Still, The Light Leaks’ audiences appreciate Hoyos’ dedication. “People are very happy that, oh, she’s just a regular college student also, or oh, she’s only two years older than me or younger than me or whatever,” she says. “I think it allows me to be more organic both in what I’m creating and in what I’m helping other people create.” The website is entirely self-funded, which Hoyos describes as both its greatest asset and its greatest drawback: “It’s not a site that’s making me any revenue and it’s not a site that’s funded by any outside media companies, so it’s things that I would be looking for in a site that wants to help foster my creativity.”

It’s in that vein that Hoyos has taken on her most ambitious project yet: Lens Flare, an upcoming filmmaker showcase presented by The Light Leaks. The showcase, which is slated to take place on August 24 at New Women Space in Brooklyn, features work by female and gender-nonconforming filmmakers—but it’s so much more than just a screening. “I wanted something that was definitely focused on the folks whose work would be shown—just allotting time for short Q&As with these creators and time to network and meet other creators in the city,” Hoyos explains. She plans on making full use of New Women Space’s unique two-story structure: “Sometimes I’ll go to like a screening or something and I’ll just wanna start talking about it—like, oh, that scene is amazing, or that actress is incredible… That’s another reason why I chose this site: if you feel a need to talk, you can just go upstairs and have dessert and talk to the creator.”

For most curators, designing a showcase around a revolutionary new format would be an end in itself. But for Hoyos it’s merely the next step in her journey towards empowering other young filmmakers.
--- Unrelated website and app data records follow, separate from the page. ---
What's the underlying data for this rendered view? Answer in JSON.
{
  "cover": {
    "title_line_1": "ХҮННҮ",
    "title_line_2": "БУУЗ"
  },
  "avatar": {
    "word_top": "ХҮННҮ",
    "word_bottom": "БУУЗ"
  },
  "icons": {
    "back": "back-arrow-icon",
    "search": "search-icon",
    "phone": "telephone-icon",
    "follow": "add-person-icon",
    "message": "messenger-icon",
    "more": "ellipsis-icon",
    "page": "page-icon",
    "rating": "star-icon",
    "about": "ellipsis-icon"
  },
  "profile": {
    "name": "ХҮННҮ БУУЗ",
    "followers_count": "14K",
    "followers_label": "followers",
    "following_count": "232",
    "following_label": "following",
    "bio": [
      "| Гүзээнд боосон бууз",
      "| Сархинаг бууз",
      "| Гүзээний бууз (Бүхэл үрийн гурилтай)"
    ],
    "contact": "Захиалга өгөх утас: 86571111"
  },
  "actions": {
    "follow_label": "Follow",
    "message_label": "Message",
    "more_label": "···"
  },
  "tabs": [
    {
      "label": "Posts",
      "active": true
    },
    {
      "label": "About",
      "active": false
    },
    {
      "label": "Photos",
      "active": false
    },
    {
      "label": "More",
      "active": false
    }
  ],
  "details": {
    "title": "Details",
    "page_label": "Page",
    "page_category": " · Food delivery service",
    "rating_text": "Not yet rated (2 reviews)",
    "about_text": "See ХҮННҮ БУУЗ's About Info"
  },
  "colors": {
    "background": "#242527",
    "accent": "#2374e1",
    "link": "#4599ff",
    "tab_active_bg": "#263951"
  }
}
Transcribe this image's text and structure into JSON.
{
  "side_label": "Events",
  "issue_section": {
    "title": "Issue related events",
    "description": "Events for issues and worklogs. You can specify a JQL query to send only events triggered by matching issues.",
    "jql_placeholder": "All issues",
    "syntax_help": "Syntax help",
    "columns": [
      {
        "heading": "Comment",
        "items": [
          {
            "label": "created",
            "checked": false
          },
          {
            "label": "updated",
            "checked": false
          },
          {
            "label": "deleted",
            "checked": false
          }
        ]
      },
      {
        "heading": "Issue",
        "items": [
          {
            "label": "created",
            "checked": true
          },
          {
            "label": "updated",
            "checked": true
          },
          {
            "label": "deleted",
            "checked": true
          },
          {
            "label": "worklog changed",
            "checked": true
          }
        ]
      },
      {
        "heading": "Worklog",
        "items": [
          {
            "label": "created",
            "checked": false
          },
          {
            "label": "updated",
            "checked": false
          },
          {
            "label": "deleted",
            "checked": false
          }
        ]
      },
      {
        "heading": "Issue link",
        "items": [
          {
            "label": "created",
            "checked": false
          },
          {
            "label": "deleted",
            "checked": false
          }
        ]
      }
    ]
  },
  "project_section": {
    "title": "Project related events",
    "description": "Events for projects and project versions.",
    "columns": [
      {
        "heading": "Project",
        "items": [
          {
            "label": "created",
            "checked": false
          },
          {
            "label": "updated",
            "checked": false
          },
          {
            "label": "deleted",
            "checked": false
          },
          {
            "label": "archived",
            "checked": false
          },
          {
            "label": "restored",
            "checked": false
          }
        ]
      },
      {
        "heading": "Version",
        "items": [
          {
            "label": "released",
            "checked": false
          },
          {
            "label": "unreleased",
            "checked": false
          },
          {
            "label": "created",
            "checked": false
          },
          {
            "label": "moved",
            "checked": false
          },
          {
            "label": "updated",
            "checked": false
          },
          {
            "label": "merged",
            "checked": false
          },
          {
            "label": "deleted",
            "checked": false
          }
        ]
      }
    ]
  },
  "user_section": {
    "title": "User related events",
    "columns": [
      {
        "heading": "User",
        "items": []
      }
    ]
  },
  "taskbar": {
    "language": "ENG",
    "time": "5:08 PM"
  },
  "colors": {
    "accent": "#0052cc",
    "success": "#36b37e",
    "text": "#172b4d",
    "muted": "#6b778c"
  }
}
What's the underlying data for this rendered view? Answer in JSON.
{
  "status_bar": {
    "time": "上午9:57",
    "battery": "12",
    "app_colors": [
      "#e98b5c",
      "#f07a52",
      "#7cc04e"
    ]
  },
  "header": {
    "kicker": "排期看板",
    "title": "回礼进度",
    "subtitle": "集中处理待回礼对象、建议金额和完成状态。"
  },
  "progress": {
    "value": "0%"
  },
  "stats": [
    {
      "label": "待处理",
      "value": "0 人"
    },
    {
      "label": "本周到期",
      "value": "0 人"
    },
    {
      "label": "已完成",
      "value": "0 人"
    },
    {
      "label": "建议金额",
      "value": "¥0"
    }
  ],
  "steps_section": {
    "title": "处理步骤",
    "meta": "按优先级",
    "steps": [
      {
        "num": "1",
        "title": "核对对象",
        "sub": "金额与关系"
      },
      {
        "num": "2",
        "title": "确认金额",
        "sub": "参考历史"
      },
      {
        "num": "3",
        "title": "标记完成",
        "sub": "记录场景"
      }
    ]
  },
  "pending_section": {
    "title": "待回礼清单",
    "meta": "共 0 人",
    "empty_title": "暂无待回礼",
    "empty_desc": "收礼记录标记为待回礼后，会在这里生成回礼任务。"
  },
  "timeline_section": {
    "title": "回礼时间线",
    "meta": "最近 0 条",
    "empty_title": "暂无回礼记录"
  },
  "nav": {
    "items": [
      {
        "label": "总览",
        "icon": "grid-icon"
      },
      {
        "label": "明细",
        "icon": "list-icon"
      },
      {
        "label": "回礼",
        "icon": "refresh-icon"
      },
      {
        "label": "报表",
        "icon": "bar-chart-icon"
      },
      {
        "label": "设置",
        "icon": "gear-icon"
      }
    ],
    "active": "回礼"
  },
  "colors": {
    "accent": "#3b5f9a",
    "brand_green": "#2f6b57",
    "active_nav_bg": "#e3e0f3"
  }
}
Still, with film-oriented goals of her own to focus on, Hoyos is in no hurry to grow the site beyond its means. “I don’t want to do so much in the first year or so soon that it collapses and dies on itself, so I’ve been trying to pace myself,” says Hoyos. “I’m happy that I’m growing into it.”